“One of the upsides of the horsemeat scandal – which was a straight fraud on the public – was a real interest by the public in assurance,” Paterson told our sister title FoodManufacture.co.uk in an exclusive video interview. “Quite rightly, the public wants to be assured that what they buy is what is sold on the packet.”
Local food supply chains had also received more attention, which demanded a response from the Department for Environment, Food and Rural Affairs (DEFRA), he acknowledged.
‘Have to expand’
“There was much more sympathy for local suppliers and shorter supply chains, which means we are going to have to expand in some areas,” said Paterson.
For example, in the chicken sector Paterson pledged to study how government could help with planning permission to enable more chickens to be produced locally.
Much could also be done on branding and labelling to help consumers choose locally produced food. We are working on this with the European Commission, he said. “That's a very important issue for consumers.”
Paterson went on to warn that the European system of food regulation was “too trusting and too dependent on paperwork”.
He said: “The horsemeat issue was straight fraud that was criminal activity by people breaking the law trying to sell a product labelled as something it was not. There is a clear case for tightening up regulations. We need to do more physical testing to keep our regulation tight.”
More risk-based testing
That testing should be more risk-based and targeted, with a greater emphasis on random testing.
In a wide-ranging interview, Paterson went on to highlight the potential for domestic food production to replace imports. Up to 22% of the food eaten in this country is imported but could be produced here.
Definite gains were available particularly in the dairy sector. “There’s over a £1bn dairy deficit in this country.
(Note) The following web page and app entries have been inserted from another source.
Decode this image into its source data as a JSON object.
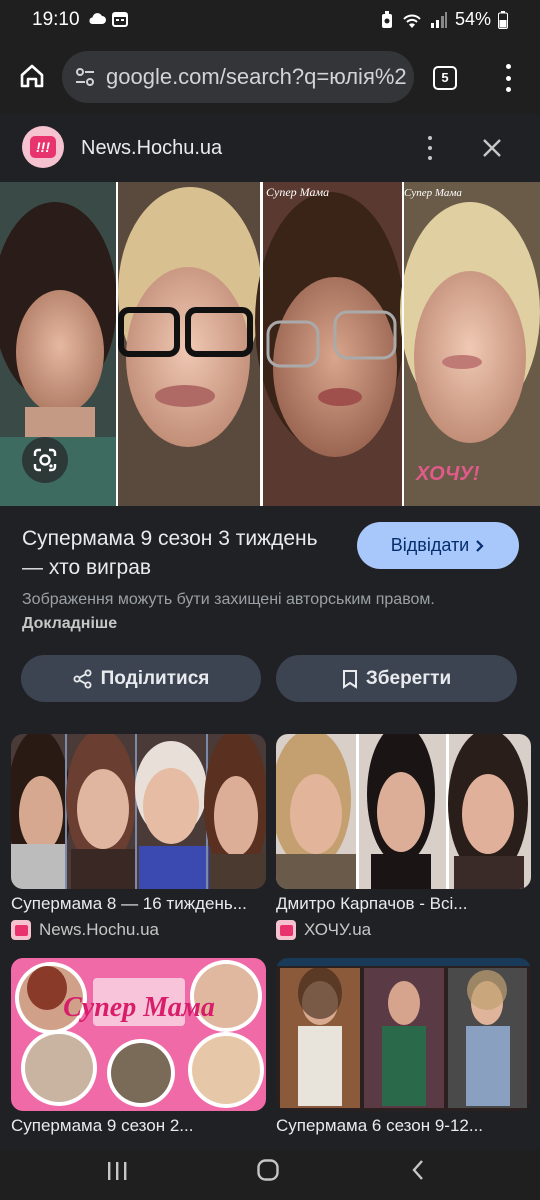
{
  "status_bar": {
    "time": "19:10",
    "battery": "54%"
  },
  "browser": {
    "url": "google.com/search?q=юлія%2",
    "tab_count": "5"
  },
  "source": {
    "name": "News.Hochu.ua"
  },
  "hero_image": {
    "overlay_logo": "Супер Мама",
    "watermark": "ХОЧУ!"
  },
  "result": {
    "title": "Супермама 9 сезон 3 тиждень — хто виграв",
    "visit_label": "Відвідати",
    "copyright_text": "Зображення можуть бути захищені авторським правом.",
    "learn_more": "Докладніше"
  },
  "actions": {
    "share_label": "Поділитися",
    "save_label": "Зберегти"
  },
  "related": [
    {
      "caption": "Супермама 8 — 16 тиждень...",
      "site": "News.Hochu.ua"
    },
    {
      "caption": "Дмитро Карпачов - Всі...",
      "site": "ХОЧУ.ua"
    },
    {
      "caption": "Супермама 9 сезон 2...",
      "thumb_logo": "Супер Мама"
    },
    {
      "caption": "Супермама 6 сезон 9-12..."
    }
  ],
  "colors": {
    "background": "#202124",
    "visit_button": "#a8c7fa",
    "action_button": "#3c4452",
    "brand_pink": "#e8336e"
  }
}
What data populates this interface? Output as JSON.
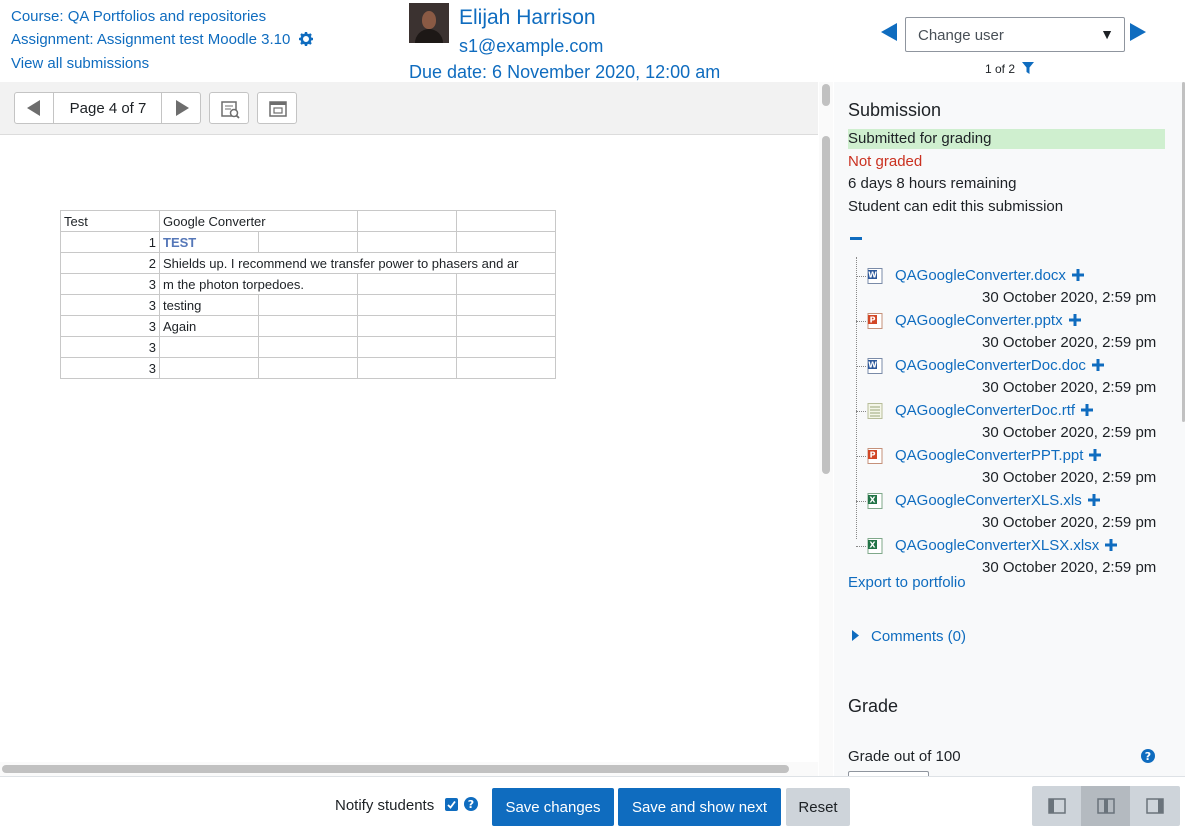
{
  "header": {
    "course_link": "Course: QA Portfolios and repositories",
    "assignment_link": "Assignment: Assignment test Moodle 3.10",
    "view_all_link": "View all submissions",
    "user_name": "Elijah Harrison",
    "user_email": "s1@example.com",
    "due_date": "Due date: 6 November 2020, 12:00 am",
    "change_user_placeholder": "Change user",
    "change_user_caret": "▼",
    "counter": "1 of 2"
  },
  "toolbar": {
    "page_label": "Page 4 of 7"
  },
  "sheet": {
    "rows": [
      [
        "Test",
        "Google Converter",
        "",
        "",
        ""
      ],
      [
        "1",
        "TEST",
        "",
        "",
        ""
      ],
      [
        "2",
        "Shields up. I recommend we transfer power to phasers and ar",
        "",
        "",
        ""
      ],
      [
        "3",
        "m the photon torpedoes.",
        "",
        "",
        ""
      ],
      [
        "3",
        "testing",
        "",
        "",
        ""
      ],
      [
        "3",
        "Again",
        "",
        "",
        ""
      ],
      [
        "3",
        "",
        "",
        "",
        ""
      ],
      [
        "3",
        "",
        "",
        "",
        ""
      ]
    ]
  },
  "submission": {
    "heading": "Submission",
    "status_submitted": "Submitted for grading",
    "status_graded": "Not graded",
    "time_remaining": "6 days 8 hours remaining",
    "edit_status": "Student can edit this submission",
    "files": [
      {
        "name": "QAGoogleConverter.docx",
        "date": "30 October 2020, 2:59 pm",
        "icon": "word-file-icon"
      },
      {
        "name": "QAGoogleConverter.pptx",
        "date": "30 October 2020, 2:59 pm",
        "icon": "powerpoint-file-icon"
      },
      {
        "name": "QAGoogleConverterDoc.doc",
        "date": "30 October 2020, 2:59 pm",
        "icon": "word-file-icon"
      },
      {
        "name": "QAGoogleConverterDoc.rtf",
        "date": "30 October 2020, 2:59 pm",
        "icon": "text-file-icon"
      },
      {
        "name": "QAGoogleConverterPPT.ppt",
        "date": "30 October 2020, 2:59 pm",
        "icon": "powerpoint-file-icon"
      },
      {
        "name": "QAGoogleConverterXLS.xls",
        "date": "30 October 2020, 2:59 pm",
        "icon": "excel-file-icon"
      },
      {
        "name": "QAGoogleConverterXLSX.xlsx",
        "date": "30 October 2020, 2:59 pm",
        "icon": "excel-file-icon"
      }
    ],
    "export_link": "Export to portfolio",
    "comments_link": "Comments (0)"
  },
  "grade": {
    "heading": "Grade",
    "grade_out_of": "Grade out of 100"
  },
  "footer": {
    "notify_label": "Notify students",
    "save_label": "Save changes",
    "save_next_label": "Save and show next",
    "reset_label": "Reset"
  },
  "colors": {
    "link": "#0f6cbf",
    "submitted_bg": "#cfefcf",
    "not_graded": "#ca3120"
  }
}
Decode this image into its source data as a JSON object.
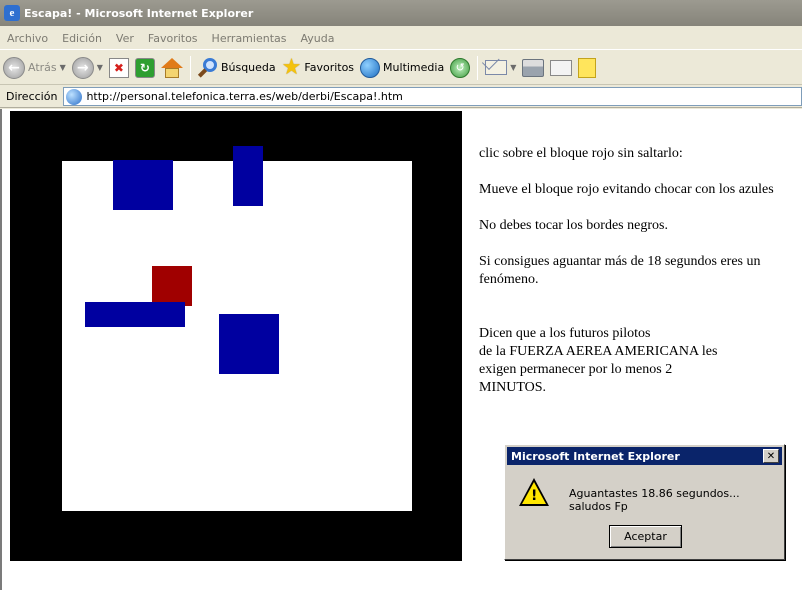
{
  "window": {
    "title": "Escapa! - Microsoft Internet Explorer"
  },
  "menu": [
    "Archivo",
    "Edición",
    "Ver",
    "Favoritos",
    "Herramientas",
    "Ayuda"
  ],
  "toolbar": {
    "back_label": "Atrás",
    "search_label": "Búsqueda",
    "favorites_label": "Favoritos",
    "media_label": "Multimedia"
  },
  "address": {
    "label": "Dirección",
    "url": "http://personal.telefonica.terra.es/web/derbi/Escapa!.htm"
  },
  "page": {
    "line1": "clic sobre el bloque rojo sin saltarlo:",
    "line2": "Mueve el bloque rojo evitando chocar con los azules",
    "line3": "No debes tocar los bordes negros.",
    "line4": "Si consigues aguantar más de 18 segundos eres un fenómeno.",
    "line5a": "Dicen que a los futuros pilotos",
    "line5b": "de la FUERZA AEREA AMERICANA les",
    "line5c": "exigen permanecer por lo menos 2",
    "line5d": "MINUTOS."
  },
  "dialog": {
    "title": "Microsoft Internet Explorer",
    "message": "Aguantastes 18.86 segundos... saludos Fp",
    "ok_label": "Aceptar"
  },
  "colors": {
    "board_border": "#000000",
    "blue_block": "#0000a0",
    "red_block": "#a00000"
  }
}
Why when we have a brilliant dairy industry?” he asked.
Paterson claimed that exploiting that potential was best accomplished under the leadership of DEFRA, rather than any other government department.
Meanwhile, shoppers’ concerns about food traceability had risen rapidly after the horsemeat crisis, according to new research presented at the IGD Convention in London today (October 8).
Watch Paterson outline the changes he wants to introduce post-horsemeat scandal in our exclusive video interview.
This article was first published in our sister magazine Food Manufacture.